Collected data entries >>
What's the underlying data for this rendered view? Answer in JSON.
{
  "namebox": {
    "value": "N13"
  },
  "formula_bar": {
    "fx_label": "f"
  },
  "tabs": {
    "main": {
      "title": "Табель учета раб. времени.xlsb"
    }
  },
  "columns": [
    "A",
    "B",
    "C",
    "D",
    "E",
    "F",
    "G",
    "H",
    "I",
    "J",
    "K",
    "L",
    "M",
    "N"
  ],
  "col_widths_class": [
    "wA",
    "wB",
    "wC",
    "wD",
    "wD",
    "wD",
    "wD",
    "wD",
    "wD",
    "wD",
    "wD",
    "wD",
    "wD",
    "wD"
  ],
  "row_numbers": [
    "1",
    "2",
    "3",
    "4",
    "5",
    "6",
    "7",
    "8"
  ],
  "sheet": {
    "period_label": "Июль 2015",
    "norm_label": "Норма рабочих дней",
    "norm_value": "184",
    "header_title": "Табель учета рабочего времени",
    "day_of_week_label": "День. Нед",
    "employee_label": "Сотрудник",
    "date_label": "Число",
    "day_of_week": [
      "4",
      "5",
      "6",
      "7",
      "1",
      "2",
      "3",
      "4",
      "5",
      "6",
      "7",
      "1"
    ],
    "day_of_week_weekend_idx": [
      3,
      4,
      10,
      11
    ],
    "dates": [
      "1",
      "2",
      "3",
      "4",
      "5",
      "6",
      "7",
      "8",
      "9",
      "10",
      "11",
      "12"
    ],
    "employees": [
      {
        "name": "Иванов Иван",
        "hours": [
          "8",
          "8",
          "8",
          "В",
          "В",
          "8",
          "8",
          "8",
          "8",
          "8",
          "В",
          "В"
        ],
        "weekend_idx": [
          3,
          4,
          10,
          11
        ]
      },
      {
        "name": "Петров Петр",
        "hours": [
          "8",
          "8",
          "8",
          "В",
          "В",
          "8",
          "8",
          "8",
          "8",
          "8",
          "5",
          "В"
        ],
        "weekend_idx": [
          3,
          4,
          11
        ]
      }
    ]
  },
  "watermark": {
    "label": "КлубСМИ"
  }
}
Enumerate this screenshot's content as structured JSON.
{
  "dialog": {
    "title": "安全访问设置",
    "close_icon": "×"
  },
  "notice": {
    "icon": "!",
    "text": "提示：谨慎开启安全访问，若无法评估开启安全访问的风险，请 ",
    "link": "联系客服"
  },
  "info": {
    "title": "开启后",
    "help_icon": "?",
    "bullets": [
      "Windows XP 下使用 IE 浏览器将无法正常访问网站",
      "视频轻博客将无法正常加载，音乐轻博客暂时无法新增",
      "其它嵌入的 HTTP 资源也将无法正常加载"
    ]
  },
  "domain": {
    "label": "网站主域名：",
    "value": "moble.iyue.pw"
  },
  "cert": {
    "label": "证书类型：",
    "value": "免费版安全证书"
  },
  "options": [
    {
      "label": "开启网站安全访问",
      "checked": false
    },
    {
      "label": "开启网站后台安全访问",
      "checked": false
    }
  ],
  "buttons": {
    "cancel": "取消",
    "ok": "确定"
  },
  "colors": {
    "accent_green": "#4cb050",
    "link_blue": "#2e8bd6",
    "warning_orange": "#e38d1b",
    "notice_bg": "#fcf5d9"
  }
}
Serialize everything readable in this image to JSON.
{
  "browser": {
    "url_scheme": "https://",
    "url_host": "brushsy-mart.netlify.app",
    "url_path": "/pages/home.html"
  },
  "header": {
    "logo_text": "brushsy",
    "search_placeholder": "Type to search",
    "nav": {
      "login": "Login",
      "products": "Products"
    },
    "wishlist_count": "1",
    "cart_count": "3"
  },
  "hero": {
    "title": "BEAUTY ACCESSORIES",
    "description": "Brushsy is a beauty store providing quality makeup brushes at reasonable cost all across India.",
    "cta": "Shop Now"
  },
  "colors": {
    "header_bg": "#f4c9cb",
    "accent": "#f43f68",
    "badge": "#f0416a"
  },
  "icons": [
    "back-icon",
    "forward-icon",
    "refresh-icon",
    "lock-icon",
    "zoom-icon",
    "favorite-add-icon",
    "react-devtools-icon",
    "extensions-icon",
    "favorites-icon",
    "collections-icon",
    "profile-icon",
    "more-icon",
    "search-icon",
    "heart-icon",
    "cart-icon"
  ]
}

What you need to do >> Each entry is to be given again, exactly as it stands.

Solution for this task >>
What's the underlying data for this rendered view? Answer in JSON.
{
  "namebox": {
    "value": "N13"
  },
  "formula_bar": {
    "fx_label": "f"
  },
  "tabs": {
    "main": {
      "title": "Табель учета раб. времени.xlsb"
    }
  },
  "columns": [
    "A",
    "B",
    "C",
    "D",
    "E",
    "F",
    "G",
    "H",
    "I",
    "J",
    "K",
    "L",
    "M",
    "N"
  ],
  "col_widths_class": [
    "wA",
    "wB",
    "wC",
    "wD",
    "wD",
    "wD",
    "wD",
    "wD",
    "wD",
    "wD",
    "wD",
    "wD",
    "wD",
    "wD"
  ],
  "row_numbers": [
    "1",
    "2",
    "3",
    "4",
    "5",
    "6",
    "7",
    "8"
  ],
  "sheet": {
    "period_label": "Июль 2015",
    "norm_label": "Норма рабочих дней",
    "norm_value": "184",
    "header_title": "Табель учета рабочего времени",
    "day_of_week_label": "День. Нед",
    "employee_label": "Сотрудник",
    "date_label": "Число",
    "day_of_week": [
      "4",
      "5",
      "6",
      "7",
      "1",
      "2",
      "3",
      "4",
      "5",
      "6",
      "7",
      "1"
    ],
    "day_of_week_weekend_idx": [
      3,
      4,
      10,
      11
    ],
    "dates": [
      "1",
      "2",
      "3",
      "4",
      "5",
      "6",
      "7",
      "8",
      "9",
      "10",
      "11",
      "12"
    ],
    "employees": [
      {
        "name": "Иванов Иван",
        "hours": [
          "8",
          "8",
          "8",
          "В",
          "В",
          "8",
          "8",
          "8",
          "8",
          "8",
          "В",
          "В"
        ],
        "weekend_idx": [
          3,
          4,
          10,
          11
        ]
      },
      {
        "name": "Петров Петр",
        "hours": [
          "8",
          "8",
          "8",
          "В",
          "В",
          "8",
          "8",
          "8",
          "8",
          "8",
          "5",
          "В"
        ],
        "weekend_idx": [
          3,
          4,
          11
        ]
      }
    ]
  },
  "watermark": {
    "label": "КлубСМИ"
  }
}
Enumerate this screenshot's content as structured JSON.
{
  "dialog": {
    "title": "安全访问设置",
    "close_icon": "×"
  },
  "notice": {
    "icon": "!",
    "text": "提示：谨慎开启安全访问，若无法评估开启安全访问的风险，请 ",
    "link": "联系客服"
  },
  "info": {
    "title": "开启后",
    "help_icon": "?",
    "bullets": [
      "Windows XP 下使用 IE 浏览器将无法正常访问网站",
      "视频轻博客将无法正常加载，音乐轻博客暂时无法新增",
      "其它嵌入的 HTTP 资源也将无法正常加载"
    ]
  },
  "domain": {
    "label": "网站主域名：",
    "value": "moble.iyue.pw"
  },
  "cert": {
    "label": "证书类型：",
    "value": "免费版安全证书"
  },
  "options": [
    {
      "label": "开启网站安全访问",
      "checked": false
    },
    {
      "label": "开启网站后台安全访问",
      "checked": false
    }
  ],
  "buttons": {
    "cancel": "取消",
    "ok": "确定"
  },
  "colors": {
    "accent_green": "#4cb050",
    "link_blue": "#2e8bd6",
    "warning_orange": "#e38d1b",
    "notice_bg": "#fcf5d9"
  }
}
Serialize everything readable in this image to JSON.
{
  "browser": {
    "url_scheme": "https://",
    "url_host": "brushsy-mart.netlify.app",
    "url_path": "/pages/home.html"
  },
  "header": {
    "logo_text": "brushsy",
    "search_placeholder": "Type to search",
    "nav": {
      "login": "Login",
      "products": "Products"
    },
    "wishlist_count": "1",
    "cart_count": "3"
  },
  "hero": {
    "title": "BEAUTY ACCESSORIES",
    "description": "Brushsy is a beauty store providing quality makeup brushes at reasonable cost all across India.",
    "cta": "Shop Now"
  },
  "colors": {
    "header_bg": "#f4c9cb",
    "accent": "#f43f68",
    "badge": "#f0416a"
  },
  "icons": [
    "back-icon",
    "forward-icon",
    "refresh-icon",
    "lock-icon",
    "zoom-icon",
    "favorite-add-icon",
    "react-devtools-icon",
    "extensions-icon",
    "favorites-icon",
    "collections-icon",
    "profile-icon",
    "more-icon",
    "search-icon",
    "heart-icon",
    "cart-icon"
  ]
}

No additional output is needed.